# [WHAT YOU HAVE TO DO]
If a line of the records contains the string "icon", copy it out.

======

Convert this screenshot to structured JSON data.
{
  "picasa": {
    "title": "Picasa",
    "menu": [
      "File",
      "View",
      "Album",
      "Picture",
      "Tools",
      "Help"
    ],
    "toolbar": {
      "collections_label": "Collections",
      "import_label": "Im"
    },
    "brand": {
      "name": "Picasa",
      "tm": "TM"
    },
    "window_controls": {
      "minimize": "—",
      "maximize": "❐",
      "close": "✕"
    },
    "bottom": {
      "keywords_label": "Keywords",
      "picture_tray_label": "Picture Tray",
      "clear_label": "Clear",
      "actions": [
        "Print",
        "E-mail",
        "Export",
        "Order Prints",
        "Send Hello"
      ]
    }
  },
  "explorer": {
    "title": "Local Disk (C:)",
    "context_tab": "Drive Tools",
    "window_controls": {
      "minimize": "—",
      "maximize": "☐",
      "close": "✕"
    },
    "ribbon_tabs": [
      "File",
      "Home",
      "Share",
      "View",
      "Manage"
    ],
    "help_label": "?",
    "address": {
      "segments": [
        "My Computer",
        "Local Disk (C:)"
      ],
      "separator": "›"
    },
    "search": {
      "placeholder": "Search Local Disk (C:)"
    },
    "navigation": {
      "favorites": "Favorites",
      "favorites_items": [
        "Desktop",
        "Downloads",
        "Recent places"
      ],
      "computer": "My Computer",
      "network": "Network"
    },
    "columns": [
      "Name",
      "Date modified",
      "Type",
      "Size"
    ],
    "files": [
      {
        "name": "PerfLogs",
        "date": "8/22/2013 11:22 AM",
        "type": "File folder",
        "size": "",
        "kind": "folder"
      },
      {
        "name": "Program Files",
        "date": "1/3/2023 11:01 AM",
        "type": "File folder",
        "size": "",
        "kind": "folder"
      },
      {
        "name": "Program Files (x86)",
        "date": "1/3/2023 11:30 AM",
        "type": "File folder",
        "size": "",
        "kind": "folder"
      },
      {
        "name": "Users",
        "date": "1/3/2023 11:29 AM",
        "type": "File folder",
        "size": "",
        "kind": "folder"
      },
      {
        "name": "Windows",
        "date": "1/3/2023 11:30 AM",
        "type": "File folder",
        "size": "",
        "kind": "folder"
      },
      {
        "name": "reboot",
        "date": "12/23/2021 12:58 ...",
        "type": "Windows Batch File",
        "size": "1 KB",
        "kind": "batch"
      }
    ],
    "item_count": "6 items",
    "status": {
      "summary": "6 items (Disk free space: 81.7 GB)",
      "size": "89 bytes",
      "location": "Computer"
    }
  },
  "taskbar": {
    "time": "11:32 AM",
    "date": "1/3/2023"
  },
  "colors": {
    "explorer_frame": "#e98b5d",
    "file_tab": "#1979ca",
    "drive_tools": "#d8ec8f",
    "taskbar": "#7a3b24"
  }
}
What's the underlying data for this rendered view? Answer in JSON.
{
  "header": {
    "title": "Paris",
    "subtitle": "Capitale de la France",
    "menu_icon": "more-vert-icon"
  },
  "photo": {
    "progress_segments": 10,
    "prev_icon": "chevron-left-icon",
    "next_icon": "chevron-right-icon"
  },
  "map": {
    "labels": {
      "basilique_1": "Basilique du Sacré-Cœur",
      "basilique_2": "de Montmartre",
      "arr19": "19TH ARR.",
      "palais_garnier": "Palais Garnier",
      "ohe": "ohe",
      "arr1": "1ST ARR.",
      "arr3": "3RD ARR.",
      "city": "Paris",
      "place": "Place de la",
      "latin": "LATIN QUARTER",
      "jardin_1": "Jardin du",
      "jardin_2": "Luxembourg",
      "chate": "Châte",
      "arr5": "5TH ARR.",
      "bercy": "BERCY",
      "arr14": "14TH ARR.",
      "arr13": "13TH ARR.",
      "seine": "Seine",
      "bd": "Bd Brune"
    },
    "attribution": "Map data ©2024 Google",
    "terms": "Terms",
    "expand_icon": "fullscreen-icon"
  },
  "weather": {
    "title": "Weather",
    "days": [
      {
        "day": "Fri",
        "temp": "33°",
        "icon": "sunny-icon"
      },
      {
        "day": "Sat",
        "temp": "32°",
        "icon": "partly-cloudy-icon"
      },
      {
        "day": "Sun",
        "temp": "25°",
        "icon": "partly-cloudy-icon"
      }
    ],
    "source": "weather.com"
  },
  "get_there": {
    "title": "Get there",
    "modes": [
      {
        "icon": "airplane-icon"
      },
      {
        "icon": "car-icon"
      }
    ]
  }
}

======

# [SOLUTION BELOW]
    "menu_icon": "more-vert-icon"
    "prev_icon": "chevron-left-icon",
    "next_icon": "chevron-right-icon"
    "expand_icon": "fullscreen-icon"
        "icon": "sunny-icon"
        "icon": "partly-cloudy-icon"
        "icon": "partly-cloudy-icon"
        "icon": "airplane-icon"
        "icon": "car-icon"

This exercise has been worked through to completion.